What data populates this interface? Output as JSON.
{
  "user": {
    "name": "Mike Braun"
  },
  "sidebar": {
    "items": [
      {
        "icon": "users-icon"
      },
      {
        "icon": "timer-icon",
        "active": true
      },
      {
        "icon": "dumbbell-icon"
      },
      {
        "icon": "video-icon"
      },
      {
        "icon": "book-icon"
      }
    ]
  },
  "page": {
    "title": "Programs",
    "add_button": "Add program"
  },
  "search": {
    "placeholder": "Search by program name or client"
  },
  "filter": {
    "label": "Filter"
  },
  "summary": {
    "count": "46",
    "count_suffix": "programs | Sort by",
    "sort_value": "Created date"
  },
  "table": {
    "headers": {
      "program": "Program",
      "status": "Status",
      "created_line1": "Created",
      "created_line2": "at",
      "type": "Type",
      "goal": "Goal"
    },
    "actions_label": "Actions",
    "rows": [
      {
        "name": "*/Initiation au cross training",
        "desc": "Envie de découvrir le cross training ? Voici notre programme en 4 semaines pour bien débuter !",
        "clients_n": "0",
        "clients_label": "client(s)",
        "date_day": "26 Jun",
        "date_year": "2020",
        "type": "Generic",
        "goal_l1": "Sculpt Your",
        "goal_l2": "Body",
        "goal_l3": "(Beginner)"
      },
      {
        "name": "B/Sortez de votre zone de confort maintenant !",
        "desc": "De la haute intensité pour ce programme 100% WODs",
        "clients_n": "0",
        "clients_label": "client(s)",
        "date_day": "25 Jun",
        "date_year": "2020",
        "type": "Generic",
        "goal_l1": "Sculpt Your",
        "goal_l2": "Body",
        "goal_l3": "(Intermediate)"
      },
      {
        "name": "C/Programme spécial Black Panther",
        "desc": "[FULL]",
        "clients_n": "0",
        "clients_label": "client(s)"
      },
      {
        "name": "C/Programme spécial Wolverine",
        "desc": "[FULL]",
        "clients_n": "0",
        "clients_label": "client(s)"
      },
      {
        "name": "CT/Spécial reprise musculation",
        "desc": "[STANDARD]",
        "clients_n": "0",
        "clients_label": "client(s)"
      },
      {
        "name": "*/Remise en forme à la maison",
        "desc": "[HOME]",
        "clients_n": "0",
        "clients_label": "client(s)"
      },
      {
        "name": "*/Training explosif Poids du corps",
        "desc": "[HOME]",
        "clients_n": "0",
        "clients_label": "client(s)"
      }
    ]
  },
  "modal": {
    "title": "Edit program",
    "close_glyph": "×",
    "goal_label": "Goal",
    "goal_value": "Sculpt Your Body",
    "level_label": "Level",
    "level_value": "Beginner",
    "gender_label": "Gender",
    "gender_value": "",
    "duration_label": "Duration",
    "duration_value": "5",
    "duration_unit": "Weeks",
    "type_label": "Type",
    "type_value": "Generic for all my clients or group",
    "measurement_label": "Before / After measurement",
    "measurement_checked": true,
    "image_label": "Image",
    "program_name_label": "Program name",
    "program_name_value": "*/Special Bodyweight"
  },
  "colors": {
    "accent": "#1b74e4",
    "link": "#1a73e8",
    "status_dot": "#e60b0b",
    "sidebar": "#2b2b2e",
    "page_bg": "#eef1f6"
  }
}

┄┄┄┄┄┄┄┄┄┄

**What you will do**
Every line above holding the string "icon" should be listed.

**Output for this task**
        "icon": "users-icon"
        "icon": "timer-icon",
        "icon": "dumbbell-icon"
        "icon": "video-icon"
        "icon": "book-icon"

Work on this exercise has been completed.